Publication Date

Fall 2010

Document Type

Project Summary

Degree Name

Master of Science

Department

Analytical Chemistry

First Advisor

Patty Fu-Giles, Ph.D.

Second Advisor

Timothy Gsell, Ph.D.

Third Advisor

Karen D'Arcy, Ph.D.

Abstract

The objective of the proposed study is to develop new materials and methods to manage microbial growth in chronic wounds using phototherapy. Chronic wounds are considered as a worldwide health problem. The most common chronic wounds can be classified into three categories: venous ulcers, diabetic ulcers, and pressure ulcers. Venous ulcers, which usually occur in the legs, account for about 70% to 90% of chronic wounds and can become infected easily. Venous ulcers are sores that develop after veins in the legs have been damaged. These ulcers can penetrate deeply into the skin. Occasionally, if a venous ulcer persists for a long time, skin cancer might develop at the edge. It has been shown that several bacteria species can colonize chronic wounds as highly persistent biofilm communities. Chronic wound pathogenic biofilms are host-pathogen environments that colonize and exist as a cohabitation of many bacterial species that cooperate to promote their own survival and the chronic nature of the infection. Bacterial biofilms are highly organised microbial communities living within a protective extracellular matrix. They are difficult to detect and highly resistant to immune or antibiotic elimination. There are specific major populations of bacteria that are evident in the biofilms of all chronic wound types. Species including Staphylococcus, Pseudomonas, Peptoniphilus, Enterobacter, Stenotrophomonas, Finegoldia, and Serratia spp are found to be common chronic wound pathogens.

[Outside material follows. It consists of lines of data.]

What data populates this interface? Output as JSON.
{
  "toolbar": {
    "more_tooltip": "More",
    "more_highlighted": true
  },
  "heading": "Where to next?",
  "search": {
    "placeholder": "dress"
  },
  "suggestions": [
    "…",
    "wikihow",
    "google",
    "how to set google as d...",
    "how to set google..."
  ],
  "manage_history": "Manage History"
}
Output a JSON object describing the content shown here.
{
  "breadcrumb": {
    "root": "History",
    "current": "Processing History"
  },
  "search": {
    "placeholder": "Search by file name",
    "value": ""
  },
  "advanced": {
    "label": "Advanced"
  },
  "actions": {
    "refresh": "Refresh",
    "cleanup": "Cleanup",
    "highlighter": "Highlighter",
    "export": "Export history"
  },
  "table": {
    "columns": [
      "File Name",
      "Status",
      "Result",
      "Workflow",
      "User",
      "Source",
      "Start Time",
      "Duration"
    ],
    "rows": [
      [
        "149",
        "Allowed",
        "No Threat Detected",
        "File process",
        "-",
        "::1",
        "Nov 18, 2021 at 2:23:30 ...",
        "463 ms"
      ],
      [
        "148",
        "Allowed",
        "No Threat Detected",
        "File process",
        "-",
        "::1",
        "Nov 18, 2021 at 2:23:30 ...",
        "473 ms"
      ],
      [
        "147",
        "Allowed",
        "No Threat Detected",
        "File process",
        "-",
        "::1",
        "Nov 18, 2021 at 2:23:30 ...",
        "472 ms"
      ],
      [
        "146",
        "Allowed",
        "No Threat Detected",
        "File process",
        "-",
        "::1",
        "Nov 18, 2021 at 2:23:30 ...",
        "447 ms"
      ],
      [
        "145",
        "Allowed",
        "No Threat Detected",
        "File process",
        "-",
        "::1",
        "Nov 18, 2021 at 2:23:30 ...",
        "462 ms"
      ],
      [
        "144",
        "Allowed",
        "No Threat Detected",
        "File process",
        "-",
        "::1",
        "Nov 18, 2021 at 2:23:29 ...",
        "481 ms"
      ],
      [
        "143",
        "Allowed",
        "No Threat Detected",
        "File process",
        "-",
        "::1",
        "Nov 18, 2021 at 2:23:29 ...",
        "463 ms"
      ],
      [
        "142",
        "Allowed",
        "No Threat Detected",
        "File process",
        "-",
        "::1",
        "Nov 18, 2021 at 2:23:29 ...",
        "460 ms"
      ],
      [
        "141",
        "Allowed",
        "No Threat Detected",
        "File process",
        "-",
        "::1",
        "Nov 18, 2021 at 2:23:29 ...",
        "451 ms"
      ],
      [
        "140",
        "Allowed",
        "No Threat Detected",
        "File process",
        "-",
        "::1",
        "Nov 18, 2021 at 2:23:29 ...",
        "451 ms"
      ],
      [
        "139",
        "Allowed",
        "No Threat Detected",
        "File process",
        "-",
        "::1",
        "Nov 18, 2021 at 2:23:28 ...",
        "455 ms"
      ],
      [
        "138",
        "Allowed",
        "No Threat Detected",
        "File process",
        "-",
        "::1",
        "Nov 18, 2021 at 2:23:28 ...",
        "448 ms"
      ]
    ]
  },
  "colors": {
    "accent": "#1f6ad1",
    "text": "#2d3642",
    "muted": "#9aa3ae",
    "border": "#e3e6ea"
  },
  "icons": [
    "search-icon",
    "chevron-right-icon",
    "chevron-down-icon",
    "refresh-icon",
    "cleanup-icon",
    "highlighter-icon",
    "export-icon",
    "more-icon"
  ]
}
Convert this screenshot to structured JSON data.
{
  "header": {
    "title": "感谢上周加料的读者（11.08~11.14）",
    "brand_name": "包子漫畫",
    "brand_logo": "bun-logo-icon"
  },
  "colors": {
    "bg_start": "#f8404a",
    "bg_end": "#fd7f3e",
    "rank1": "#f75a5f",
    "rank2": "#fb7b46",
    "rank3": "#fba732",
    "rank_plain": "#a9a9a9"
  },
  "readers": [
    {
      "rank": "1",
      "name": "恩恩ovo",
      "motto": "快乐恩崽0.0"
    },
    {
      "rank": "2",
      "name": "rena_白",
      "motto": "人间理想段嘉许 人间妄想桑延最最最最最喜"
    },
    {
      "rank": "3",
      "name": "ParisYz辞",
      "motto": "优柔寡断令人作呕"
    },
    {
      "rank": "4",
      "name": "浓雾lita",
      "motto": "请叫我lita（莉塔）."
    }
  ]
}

Our preliminary studies have shown that non-toxic vitamins such as riboflavin (vitamin B2) and cobalamin (vitamin B12) can produce singlet oxygen and free radicals upon irradiation. Furthermore, our data has shown, upon irradiation with low energy visible light, riboflavin and cobalamin both can cleave and damage native double-stranded DNA. It is very important to use low energy visible light in the process owing to it penetrates human tissue much deeper then the high energy UV light. Also, visible light will not damage normal human cells like UV light. The delivery of visible light is a localized process normally using laser light transported by optical fibers. We have the knowledge and technology to discover and develop the drugs as well as design a portable laser system for PACT that can be patented and eventually commercialized.